CALCORD is the California On-Scene Coordination Frequency, 156.075 MHz (yep, in the maritime freq band...ah well)... Thank you to Don Root and Kirk J. Smith for your assistance California On-Scene Emergency Coordination Radio Plan (CALCORD) Description The California On-Scene Emergency Coordination System is established to provide common radio frequencies to be used statewide by state and local Public Safety and Special Emergency agencies during periods of man-made or natural disasters or other emergencies where interagency coordination is required. It operates under appropriate Federal Communications Commission Rules and Regulations and is administered by the State of California through the Office of Emergency Services. The Office of Emergency Services Telecommunications Advisory Committee exercises general supervision and disciplinary control. Eligibility Participation in CALCORD is open to all California Local Government agencies which are eligible to operate on radio frequencies authorized by the Federal Communications Commission for the Public Safety Radio Services. In addition, the CALCORD channel may be placed in certain ambulances operating in the Special Emergency Radio Service. This must be under the authority of a city or county participating in CALCORD, and having an ordinance or code which provides for control over the ambulance(s) in which the channel is installed. Calcord Utilization CALCORD will be used in mobile and portable units at the scene of any emergency incident requiring coordinate action by more than one agency. These agencies must be eligible to operate in the Public Safety or Special Emergency Radio Services. It is intended that this System be used to facilitate communications when the Incident Command System is used. Use of this System will be limited to emergency operations only, with the exception of tests and drills. <<end quotes>> Hopefully that clears things up a bit for people. Interagency only (not intraagency), emergencies only, all public safety (police, fire, etc) and ambulances generally under EMS contract (public or private). A VERY good idea, and a very underused (at least in San Luis Obispo County) channel. ______ and... Re: CALCORD and that unnamed 'S' county approximately north of Tehama County. A number of years ago I was shocked when I heard them using it quite obviously as a secondary channel with a full power base station. It was being used to run 28's and as a tac channel, quite contrary to OES's terms of operation, which are quite specific. I understand they were ordered to desist operation. (I'm being polite here) Unfortunately it has taken quite awhile for CALCORD to become adopted and usage is still spotty. Since it is not possible to determine users by license data, only by monitoring or by checking with the respective agencies can it be determined if they have CALCORD capability.

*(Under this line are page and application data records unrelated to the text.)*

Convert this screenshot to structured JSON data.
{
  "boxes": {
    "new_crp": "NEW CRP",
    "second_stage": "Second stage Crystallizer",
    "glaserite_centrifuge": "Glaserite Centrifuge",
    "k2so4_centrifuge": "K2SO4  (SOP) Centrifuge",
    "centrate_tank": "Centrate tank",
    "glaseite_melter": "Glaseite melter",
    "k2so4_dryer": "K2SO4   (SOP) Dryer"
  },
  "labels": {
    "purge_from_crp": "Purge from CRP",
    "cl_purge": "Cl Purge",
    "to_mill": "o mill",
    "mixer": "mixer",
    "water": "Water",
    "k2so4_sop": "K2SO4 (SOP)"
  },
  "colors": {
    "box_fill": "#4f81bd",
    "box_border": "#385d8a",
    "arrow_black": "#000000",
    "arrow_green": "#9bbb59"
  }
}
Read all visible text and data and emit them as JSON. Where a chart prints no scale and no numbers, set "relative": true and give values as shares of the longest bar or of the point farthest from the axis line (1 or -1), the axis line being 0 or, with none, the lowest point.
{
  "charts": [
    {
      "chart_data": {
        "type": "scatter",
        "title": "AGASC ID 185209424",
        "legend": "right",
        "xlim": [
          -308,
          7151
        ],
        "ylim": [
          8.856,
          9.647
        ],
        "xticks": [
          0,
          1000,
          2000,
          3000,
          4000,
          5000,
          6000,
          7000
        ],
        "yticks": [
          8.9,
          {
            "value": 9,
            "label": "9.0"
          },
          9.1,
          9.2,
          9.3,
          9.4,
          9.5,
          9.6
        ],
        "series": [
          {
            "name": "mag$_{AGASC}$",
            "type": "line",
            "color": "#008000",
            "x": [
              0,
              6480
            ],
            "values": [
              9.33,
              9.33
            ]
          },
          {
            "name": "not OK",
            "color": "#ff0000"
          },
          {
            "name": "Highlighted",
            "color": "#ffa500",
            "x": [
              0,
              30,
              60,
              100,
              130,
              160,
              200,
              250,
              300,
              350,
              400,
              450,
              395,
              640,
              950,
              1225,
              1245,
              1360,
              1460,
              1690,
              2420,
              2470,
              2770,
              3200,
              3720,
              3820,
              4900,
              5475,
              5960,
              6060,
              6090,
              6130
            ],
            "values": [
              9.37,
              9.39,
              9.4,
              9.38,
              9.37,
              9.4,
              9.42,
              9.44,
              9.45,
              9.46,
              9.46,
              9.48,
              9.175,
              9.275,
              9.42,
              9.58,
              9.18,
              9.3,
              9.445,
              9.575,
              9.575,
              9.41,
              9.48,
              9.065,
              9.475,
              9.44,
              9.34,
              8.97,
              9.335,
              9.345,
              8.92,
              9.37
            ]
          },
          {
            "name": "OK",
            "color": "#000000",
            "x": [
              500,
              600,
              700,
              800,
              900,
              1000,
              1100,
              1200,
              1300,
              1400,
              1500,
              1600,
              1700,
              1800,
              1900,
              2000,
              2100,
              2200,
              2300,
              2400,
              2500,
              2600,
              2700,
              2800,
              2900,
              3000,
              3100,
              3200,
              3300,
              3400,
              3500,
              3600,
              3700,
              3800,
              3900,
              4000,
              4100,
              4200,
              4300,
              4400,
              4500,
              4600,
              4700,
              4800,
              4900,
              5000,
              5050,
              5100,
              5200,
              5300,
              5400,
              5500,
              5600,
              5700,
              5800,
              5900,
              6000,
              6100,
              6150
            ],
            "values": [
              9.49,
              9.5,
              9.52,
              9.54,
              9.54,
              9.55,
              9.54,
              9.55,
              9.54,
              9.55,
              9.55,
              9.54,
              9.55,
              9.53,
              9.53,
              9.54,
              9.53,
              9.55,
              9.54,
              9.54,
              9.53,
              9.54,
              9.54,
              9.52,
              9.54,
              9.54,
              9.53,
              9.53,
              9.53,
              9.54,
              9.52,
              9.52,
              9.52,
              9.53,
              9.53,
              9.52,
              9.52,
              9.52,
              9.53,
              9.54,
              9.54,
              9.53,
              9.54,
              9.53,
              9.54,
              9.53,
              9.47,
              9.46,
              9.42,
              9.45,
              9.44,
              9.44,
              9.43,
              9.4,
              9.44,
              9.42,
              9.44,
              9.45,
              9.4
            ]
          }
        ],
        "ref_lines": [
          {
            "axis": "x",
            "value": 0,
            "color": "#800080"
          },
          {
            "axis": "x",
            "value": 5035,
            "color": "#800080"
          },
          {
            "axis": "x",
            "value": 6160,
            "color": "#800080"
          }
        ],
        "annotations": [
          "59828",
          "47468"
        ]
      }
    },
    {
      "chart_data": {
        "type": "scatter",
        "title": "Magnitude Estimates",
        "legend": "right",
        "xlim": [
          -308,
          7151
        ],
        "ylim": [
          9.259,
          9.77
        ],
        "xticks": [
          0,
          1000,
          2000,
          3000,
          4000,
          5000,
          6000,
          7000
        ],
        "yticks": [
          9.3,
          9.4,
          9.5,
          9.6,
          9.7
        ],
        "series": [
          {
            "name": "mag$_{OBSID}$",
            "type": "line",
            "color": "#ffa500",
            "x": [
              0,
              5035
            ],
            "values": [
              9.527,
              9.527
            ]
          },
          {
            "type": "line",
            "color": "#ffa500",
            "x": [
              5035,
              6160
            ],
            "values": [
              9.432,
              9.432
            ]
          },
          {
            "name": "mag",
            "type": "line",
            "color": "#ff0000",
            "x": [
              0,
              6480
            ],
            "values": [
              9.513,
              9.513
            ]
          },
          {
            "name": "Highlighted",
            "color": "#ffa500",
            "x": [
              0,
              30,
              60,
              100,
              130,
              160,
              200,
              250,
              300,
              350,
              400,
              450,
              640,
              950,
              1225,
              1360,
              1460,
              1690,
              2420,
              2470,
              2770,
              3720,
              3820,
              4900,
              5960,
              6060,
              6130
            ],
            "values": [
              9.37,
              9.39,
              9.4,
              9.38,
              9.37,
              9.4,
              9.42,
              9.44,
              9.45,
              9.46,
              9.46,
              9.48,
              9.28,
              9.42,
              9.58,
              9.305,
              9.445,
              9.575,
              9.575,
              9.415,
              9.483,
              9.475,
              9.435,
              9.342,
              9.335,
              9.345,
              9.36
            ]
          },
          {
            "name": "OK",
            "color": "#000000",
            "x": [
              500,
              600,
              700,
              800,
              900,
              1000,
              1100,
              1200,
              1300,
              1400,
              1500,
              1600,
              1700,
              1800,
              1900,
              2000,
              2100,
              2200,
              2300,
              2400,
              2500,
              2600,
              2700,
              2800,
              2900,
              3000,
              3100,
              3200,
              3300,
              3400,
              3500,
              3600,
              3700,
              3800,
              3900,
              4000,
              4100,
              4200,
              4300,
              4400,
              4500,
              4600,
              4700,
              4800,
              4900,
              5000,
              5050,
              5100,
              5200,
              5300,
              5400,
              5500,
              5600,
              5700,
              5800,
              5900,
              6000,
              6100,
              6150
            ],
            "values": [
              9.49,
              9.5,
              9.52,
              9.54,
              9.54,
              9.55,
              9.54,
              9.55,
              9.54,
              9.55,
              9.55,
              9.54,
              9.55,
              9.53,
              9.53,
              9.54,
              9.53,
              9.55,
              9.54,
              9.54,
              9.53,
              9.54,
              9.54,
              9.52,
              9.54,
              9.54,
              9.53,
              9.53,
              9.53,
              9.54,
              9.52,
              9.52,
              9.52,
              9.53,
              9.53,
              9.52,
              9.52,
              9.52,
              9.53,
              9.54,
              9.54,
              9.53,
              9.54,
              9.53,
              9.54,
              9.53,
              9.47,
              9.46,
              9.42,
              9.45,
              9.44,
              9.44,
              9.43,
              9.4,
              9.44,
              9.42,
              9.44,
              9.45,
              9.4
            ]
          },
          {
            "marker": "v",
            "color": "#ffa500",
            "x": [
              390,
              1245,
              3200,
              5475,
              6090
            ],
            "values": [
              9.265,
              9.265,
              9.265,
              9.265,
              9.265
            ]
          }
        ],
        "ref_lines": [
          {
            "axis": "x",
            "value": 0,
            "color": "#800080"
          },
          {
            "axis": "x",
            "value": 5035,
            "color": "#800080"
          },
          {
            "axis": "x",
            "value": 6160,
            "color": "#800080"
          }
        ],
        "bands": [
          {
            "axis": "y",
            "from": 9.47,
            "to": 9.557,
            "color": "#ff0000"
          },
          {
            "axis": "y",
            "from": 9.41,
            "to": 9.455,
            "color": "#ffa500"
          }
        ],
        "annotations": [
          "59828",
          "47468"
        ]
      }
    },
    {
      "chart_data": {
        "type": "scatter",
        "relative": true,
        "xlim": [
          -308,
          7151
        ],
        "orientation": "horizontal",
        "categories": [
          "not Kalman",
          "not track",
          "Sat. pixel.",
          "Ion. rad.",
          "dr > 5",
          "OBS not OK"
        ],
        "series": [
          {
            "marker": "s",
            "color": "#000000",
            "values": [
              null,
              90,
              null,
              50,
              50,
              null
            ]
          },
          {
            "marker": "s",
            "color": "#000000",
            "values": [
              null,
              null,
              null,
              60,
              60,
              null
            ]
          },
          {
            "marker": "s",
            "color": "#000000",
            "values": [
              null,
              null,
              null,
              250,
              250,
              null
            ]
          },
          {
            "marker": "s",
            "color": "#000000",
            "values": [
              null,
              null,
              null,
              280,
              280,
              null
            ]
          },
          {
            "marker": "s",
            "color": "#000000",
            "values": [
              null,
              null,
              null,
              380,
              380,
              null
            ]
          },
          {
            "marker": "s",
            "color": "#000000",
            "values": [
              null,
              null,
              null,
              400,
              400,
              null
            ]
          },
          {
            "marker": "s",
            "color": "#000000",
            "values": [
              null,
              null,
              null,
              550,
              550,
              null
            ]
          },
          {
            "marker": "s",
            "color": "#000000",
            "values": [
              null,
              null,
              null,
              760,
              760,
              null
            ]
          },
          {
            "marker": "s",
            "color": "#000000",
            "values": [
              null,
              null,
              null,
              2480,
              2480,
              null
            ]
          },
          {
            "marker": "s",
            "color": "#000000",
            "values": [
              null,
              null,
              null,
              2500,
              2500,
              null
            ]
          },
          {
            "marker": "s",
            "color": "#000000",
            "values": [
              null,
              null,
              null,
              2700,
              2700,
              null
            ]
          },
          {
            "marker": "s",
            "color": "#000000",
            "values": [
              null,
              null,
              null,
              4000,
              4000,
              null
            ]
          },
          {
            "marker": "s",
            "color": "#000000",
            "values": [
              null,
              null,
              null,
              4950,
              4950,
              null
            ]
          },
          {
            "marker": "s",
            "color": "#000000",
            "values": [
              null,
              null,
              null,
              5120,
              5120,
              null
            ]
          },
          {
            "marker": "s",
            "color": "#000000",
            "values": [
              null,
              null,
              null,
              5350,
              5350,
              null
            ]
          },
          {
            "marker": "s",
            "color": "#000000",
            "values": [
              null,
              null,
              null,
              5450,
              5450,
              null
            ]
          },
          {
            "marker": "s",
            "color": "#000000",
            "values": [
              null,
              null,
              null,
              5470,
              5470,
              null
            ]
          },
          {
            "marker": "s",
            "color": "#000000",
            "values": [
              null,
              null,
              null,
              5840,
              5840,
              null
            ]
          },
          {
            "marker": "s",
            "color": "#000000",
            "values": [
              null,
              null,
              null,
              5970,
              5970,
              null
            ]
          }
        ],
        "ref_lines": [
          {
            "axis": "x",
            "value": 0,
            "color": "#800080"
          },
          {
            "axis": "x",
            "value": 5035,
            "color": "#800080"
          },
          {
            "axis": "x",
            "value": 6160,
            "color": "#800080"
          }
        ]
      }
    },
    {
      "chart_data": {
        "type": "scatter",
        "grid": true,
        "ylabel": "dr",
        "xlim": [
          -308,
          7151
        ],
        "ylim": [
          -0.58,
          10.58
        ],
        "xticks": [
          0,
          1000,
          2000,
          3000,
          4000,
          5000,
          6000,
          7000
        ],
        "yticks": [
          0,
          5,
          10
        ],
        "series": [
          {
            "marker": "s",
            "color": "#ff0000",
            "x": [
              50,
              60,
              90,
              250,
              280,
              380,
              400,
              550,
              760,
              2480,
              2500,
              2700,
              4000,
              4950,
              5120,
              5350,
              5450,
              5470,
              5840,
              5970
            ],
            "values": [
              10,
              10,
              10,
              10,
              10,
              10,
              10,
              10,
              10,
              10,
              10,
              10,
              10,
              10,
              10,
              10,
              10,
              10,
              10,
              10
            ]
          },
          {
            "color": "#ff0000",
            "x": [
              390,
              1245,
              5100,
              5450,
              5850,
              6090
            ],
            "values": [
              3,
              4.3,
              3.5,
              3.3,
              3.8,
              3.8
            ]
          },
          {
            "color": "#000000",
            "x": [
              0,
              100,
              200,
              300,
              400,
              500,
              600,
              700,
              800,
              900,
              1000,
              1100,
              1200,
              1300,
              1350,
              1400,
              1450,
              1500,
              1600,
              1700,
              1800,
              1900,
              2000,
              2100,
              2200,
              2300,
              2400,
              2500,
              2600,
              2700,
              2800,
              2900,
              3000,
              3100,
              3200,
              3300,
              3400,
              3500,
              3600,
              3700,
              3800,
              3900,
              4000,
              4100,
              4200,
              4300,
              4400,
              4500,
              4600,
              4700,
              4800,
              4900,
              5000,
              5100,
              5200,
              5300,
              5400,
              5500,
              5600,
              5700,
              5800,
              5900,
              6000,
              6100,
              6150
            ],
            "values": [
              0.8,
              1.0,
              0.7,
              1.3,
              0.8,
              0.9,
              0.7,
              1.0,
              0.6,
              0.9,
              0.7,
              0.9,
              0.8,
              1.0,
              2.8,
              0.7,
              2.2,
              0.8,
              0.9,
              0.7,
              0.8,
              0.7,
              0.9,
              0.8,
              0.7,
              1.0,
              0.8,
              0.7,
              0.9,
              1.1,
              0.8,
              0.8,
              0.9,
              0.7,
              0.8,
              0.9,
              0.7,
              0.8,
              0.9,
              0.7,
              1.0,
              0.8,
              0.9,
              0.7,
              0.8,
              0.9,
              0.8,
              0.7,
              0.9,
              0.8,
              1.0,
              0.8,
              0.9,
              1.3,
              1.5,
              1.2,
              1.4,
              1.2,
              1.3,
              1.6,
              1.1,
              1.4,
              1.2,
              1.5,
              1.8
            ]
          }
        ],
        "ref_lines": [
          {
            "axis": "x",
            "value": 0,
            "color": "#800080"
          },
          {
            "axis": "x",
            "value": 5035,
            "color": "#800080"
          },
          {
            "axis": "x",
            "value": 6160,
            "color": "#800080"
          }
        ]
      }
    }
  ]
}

CHP handhelds have CALCORD. A good time to listen is when there is a heli-evac from the freeway. Washington state has a similar channel called OSCCR (On-Scene Command & Coordination Radio) on 156.135. Responding to a similar inquiry about CLEMARS: CLEMARS is the California Law Enforcement Mutual Aid Radio System and is licensed to the state and administered by OES. Channels include 154.920, 154.935 (low-power), 155.475, 460.025 as well as low-band and 800 MHz channels. Uses are classified and prioritized. Some channels, like 154.920 and 460.025, may be used on a regular daily basis as a secondary channel, but the channel must be relinquished to mutual aid users. (There is no similar authorization for regular daily use of the CALCORD frequency.)


Click Here!